In 1897, Hallman was just awful. He had an OPS+ of 46 and -1.3 WAR for the Browns in eighty games, after they traded Tommy Dowd to get him from the Philadelphias on June 1. And they made him the manager.
The failures of the 1897 Browns can not be placed on the shoulders of manager Hallman. This disaster wasn't his fault. But we can identify one of the problems that the club had as being the fact that they played someone as bad as Hallman at second base for eighty games. Among players who got a significant amount of playing time for the 1897 Browns, Hallman put up the worst numbers - except for, perhaps, Morgan Murphy, who was the backup catcher.
So Hallman, while a decent little player over the course of his career, was just terribly bad for the Browns in 1897. Among a group of players who did not have a particularly good season that year, his numbers really stand out.
Returning to Major League Baseball Profiles to wrap this up, Nemec mentions a couple of interesting things:
Bill Hallman was an actor and vaudeville song-and-dance man in the off-season during his playing days. It kept his legs in shape and seems to have earned him more recognition than he ever received for [his baseball career...]
Initially a favorite of Browns owner Chris Von der Ahe's, he swiftly lost the fickle mogul's suport once he was named manager of the club.

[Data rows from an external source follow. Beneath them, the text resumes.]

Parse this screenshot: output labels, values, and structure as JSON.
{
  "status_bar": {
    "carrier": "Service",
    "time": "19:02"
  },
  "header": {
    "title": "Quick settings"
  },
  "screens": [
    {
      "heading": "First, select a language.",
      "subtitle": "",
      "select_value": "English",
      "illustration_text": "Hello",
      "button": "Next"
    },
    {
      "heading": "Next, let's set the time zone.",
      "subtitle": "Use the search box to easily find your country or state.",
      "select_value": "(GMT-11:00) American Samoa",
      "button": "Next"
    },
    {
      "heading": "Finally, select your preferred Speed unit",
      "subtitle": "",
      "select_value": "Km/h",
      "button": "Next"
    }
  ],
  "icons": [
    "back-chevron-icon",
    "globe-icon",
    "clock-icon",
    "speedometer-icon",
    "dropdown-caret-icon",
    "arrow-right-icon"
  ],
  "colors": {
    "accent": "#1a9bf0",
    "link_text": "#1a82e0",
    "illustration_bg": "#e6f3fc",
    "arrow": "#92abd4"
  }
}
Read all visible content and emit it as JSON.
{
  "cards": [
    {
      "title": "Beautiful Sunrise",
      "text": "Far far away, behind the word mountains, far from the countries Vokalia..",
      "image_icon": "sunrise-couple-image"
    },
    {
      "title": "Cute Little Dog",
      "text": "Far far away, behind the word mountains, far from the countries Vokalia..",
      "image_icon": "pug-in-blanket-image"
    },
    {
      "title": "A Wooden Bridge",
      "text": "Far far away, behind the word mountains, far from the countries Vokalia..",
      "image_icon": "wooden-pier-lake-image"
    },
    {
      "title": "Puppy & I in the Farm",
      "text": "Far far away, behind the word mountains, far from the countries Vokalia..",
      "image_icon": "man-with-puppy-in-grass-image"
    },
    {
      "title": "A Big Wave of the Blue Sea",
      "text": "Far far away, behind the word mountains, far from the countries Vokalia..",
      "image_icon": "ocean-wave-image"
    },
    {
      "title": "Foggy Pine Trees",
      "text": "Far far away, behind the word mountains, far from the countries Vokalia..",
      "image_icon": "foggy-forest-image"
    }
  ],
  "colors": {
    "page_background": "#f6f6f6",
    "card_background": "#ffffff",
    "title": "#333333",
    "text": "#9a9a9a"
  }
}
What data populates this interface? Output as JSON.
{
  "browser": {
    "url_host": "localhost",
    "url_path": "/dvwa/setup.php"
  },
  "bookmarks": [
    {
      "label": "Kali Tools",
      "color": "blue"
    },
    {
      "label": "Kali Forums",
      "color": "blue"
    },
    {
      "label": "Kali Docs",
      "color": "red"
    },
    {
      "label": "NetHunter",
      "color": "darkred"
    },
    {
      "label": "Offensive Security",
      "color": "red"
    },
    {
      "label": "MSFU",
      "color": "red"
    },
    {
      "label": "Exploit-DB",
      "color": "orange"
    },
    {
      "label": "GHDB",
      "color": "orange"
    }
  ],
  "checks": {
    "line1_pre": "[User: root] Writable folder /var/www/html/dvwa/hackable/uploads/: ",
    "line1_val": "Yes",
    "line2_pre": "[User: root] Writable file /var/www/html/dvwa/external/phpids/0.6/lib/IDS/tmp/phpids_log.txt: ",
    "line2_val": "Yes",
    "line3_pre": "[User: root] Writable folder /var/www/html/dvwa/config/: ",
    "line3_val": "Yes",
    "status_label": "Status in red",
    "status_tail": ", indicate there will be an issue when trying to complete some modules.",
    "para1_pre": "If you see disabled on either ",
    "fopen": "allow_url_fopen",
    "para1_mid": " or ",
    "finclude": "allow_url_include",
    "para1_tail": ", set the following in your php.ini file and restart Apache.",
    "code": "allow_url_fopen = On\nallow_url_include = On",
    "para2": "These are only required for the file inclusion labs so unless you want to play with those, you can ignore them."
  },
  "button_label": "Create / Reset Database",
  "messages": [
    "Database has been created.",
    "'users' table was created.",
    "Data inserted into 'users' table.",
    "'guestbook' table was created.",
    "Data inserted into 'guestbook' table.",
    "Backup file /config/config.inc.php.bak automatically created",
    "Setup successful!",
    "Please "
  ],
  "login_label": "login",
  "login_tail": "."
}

Hallman was fined $200 by Von der Ahe after he broke his thumb in Cleveland and then contracted malaria that he claimed was brought on because "the dressing rooms which Von der Ahe furnishes his players are never clean."